BEGIN
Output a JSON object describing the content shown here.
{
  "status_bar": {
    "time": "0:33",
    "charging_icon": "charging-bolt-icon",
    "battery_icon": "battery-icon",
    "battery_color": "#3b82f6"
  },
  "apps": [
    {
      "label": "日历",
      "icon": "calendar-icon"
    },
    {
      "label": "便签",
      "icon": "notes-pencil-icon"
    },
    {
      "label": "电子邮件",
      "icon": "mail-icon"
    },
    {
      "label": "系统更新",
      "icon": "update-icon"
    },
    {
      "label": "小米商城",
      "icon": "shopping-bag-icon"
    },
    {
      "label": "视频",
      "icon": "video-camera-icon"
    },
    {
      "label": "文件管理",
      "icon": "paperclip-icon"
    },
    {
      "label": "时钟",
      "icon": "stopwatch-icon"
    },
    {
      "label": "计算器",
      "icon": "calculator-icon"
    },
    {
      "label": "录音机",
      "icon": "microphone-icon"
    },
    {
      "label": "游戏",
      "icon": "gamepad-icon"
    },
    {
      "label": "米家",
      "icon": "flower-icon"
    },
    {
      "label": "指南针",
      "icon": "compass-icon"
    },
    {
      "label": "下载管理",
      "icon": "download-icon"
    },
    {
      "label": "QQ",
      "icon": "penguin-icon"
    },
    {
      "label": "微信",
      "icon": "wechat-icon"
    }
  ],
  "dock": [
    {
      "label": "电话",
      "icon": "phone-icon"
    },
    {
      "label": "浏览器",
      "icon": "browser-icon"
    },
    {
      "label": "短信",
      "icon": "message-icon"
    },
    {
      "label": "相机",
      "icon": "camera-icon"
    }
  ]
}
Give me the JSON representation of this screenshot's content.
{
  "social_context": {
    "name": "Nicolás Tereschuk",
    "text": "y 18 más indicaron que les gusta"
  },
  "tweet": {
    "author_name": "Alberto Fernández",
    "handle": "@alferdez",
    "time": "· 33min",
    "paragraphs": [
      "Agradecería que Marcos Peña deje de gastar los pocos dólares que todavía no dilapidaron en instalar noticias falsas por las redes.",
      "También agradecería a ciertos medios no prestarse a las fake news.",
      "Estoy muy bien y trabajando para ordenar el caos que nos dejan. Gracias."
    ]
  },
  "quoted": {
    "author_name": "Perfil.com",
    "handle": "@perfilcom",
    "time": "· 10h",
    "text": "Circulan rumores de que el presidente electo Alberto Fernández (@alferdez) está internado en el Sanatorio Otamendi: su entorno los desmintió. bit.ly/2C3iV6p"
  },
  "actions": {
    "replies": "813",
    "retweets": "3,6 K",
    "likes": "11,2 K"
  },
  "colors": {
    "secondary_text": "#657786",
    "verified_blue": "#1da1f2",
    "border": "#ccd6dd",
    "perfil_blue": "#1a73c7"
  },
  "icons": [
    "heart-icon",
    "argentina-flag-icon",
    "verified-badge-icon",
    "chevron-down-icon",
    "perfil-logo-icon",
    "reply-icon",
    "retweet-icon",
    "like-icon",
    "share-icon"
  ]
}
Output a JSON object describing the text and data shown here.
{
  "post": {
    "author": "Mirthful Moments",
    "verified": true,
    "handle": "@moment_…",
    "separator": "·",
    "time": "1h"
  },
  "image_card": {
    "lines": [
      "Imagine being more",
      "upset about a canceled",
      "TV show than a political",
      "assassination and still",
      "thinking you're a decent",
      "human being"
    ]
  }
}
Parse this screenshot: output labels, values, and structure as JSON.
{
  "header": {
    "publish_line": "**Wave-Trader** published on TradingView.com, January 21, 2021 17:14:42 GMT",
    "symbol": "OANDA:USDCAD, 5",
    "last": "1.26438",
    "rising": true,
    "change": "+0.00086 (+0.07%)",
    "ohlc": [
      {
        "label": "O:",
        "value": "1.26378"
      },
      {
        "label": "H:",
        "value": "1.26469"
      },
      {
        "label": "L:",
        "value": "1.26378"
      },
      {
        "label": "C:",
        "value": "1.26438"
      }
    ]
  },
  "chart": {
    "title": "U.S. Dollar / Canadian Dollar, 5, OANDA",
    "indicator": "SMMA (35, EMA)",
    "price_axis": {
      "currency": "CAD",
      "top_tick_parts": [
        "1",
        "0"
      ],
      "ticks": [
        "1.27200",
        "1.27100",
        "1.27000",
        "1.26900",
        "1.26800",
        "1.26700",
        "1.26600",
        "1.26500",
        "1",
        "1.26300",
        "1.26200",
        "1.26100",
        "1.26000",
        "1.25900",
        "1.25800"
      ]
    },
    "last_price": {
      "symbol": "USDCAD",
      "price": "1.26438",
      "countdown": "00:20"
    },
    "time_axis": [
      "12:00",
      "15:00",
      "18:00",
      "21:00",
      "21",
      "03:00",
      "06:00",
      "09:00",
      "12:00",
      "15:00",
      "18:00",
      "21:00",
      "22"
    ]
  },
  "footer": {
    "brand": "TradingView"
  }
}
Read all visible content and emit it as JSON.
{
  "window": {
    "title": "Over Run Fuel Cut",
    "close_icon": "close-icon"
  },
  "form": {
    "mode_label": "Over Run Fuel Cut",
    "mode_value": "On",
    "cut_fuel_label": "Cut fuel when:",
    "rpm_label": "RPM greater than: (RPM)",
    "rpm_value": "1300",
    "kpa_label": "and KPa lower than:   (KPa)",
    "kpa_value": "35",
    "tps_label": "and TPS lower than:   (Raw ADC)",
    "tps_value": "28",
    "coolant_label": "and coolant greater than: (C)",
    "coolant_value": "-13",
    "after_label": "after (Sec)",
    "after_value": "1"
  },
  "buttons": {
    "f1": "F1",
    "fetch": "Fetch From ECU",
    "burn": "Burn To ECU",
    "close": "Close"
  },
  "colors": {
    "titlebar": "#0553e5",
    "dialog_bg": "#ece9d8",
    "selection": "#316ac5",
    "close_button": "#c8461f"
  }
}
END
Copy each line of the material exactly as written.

> [Answer space]:
Output a JSON object describing the content shown here.
{
  "status_bar": {
    "time": "0:33",
    "charging_icon": "charging-bolt-icon",
    "battery_icon": "battery-icon",
    "battery_color": "#3b82f6"
  },
  "apps": [
    {
      "label": "日历",
      "icon": "calendar-icon"
    },
    {
      "label": "便签",
      "icon": "notes-pencil-icon"
    },
    {
      "label": "电子邮件",
      "icon": "mail-icon"
    },
    {
      "label": "系统更新",
      "icon": "update-icon"
    },
    {
      "label": "小米商城",
      "icon": "shopping-bag-icon"
    },
    {
      "label": "视频",
      "icon": "video-camera-icon"
    },
    {
      "label": "文件管理",
      "icon": "paperclip-icon"
    },
    {
      "label": "时钟",
      "icon": "stopwatch-icon"
    },
    {
      "label": "计算器",
      "icon": "calculator-icon"
    },
    {
      "label": "录音机",
      "icon": "microphone-icon"
    },
    {
      "label": "游戏",
      "icon": "gamepad-icon"
    },
    {
      "label": "米家",
      "icon": "flower-icon"
    },
    {
      "label": "指南针",
      "icon": "compass-icon"
    },
    {
      "label": "下载管理",
      "icon": "download-icon"
    },
    {
      "label": "QQ",
      "icon": "penguin-icon"
    },
    {
      "label": "微信",
      "icon": "wechat-icon"
    }
  ],
  "dock": [
    {
      "label": "电话",
      "icon": "phone-icon"
    },
    {
      "label": "浏览器",
      "icon": "browser-icon"
    },
    {
      "label": "短信",
      "icon": "message-icon"
    },
    {
      "label": "相机",
      "icon": "camera-icon"
    }
  ]
}
Give me the JSON representation of this screenshot's content.
{
  "social_context": {
    "name": "Nicolás Tereschuk",
    "text": "y 18 más indicaron que les gusta"
  },
  "tweet": {
    "author_name": "Alberto Fernández",
    "handle": "@alferdez",
    "time": "· 33min",
    "paragraphs": [
      "Agradecería que Marcos Peña deje de gastar los pocos dólares que todavía no dilapidaron en instalar noticias falsas por las redes.",
      "También agradecería a ciertos medios no prestarse a las fake news.",
      "Estoy muy bien y trabajando para ordenar el caos que nos dejan. Gracias."
    ]
  },
  "quoted": {
    "author_name": "Perfil.com",
    "handle": "@perfilcom",
    "time": "· 10h",
    "text": "Circulan rumores de que el presidente electo Alberto Fernández (@alferdez) está internado en el Sanatorio Otamendi: su entorno los desmintió. bit.ly/2C3iV6p"
  },
  "actions": {
    "replies": "813",
    "retweets": "3,6 K",
    "likes": "11,2 K"
  },
  "colors": {
    "secondary_text": "#657786",
    "verified_blue": "#1da1f2",
    "border": "#ccd6dd",
    "perfil_blue": "#1a73c7"
  },
  "icons": [
    "heart-icon",
    "argentina-flag-icon",
    "verified-badge-icon",
    "chevron-down-icon",
    "perfil-logo-icon",
    "reply-icon",
    "retweet-icon",
    "like-icon",
    "share-icon"
  ]
}
Output a JSON object describing the text and data shown here.
{
  "post": {
    "author": "Mirthful Moments",
    "verified": true,
    "handle": "@moment_…",
    "separator": "·",
    "time": "1h"
  },
  "image_card": {
    "lines": [
      "Imagine being more",
      "upset about a canceled",
      "TV show than a political",
      "assassination and still",
      "thinking you're a decent",
      "human being"
    ]
  }
}
Parse this screenshot: output labels, values, and structure as JSON.
{
  "header": {
    "publish_line": "**Wave-Trader** published on TradingView.com, January 21, 2021 17:14:42 GMT",
    "symbol": "OANDA:USDCAD, 5",
    "last": "1.26438",
    "rising": true,
    "change": "+0.00086 (+0.07%)",
    "ohlc": [
      {
        "label": "O:",
        "value": "1.26378"
      },
      {
        "label": "H:",
        "value": "1.26469"
      },
      {
        "label": "L:",
        "value": "1.26378"
      },
      {
        "label": "C:",
        "value": "1.26438"
      }
    ]
  },
  "chart": {
    "title": "U.S. Dollar / Canadian Dollar, 5, OANDA",
    "indicator": "SMMA (35, EMA)",
    "price_axis": {
      "currency": "CAD",
      "top_tick_parts": [
        "1",
        "0"
      ],
      "ticks": [
        "1.27200",
        "1.27100",
        "1.27000",
        "1.26900",
        "1.26800",
        "1.26700",
        "1.26600",
        "1.26500",
        "1",
        "1.26300",
        "1.26200",
        "1.26100",
        "1.26000",
        "1.25900",
        "1.25800"
      ]
    },
    "last_price": {
      "symbol": "USDCAD",
      "price": "1.26438",
      "countdown": "00:20"
    },
    "time_axis": [
      "12:00",
      "15:00",
      "18:00",
      "21:00",
      "21",
      "03:00",
      "06:00",
      "09:00",
      "12:00",
      "15:00",
      "18:00",
      "21:00",
      "22"
    ]
  },
  "footer": {
    "brand": "TradingView"
  }
}
Read all visible content and emit it as JSON.
{
  "window": {
    "title": "Over Run Fuel Cut",
    "close_icon": "close-icon"
  },
  "form": {
    "mode_label": "Over Run Fuel Cut",
    "mode_value": "On",
    "cut_fuel_label": "Cut fuel when:",
    "rpm_label": "RPM greater than: (RPM)",
    "rpm_value": "1300",
    "kpa_label": "and KPa lower than:   (KPa)",
    "kpa_value": "35",
    "tps_label": "and TPS lower than:   (Raw ADC)",
    "tps_value": "28",
    "coolant_label": "and coolant greater than: (C)",
    "coolant_value": "-13",
    "after_label": "after (Sec)",
    "after_value": "1"
  },
  "buttons": {
    "f1": "F1",
    "fetch": "Fetch From ECU",
    "burn": "Burn To ECU",
    "close": "Close"
  },
  "colors": {
    "titlebar": "#0553e5",
    "dialog_bg": "#ece9d8",
    "selection": "#316ac5",
    "close_button": "#c8461f"
  }
}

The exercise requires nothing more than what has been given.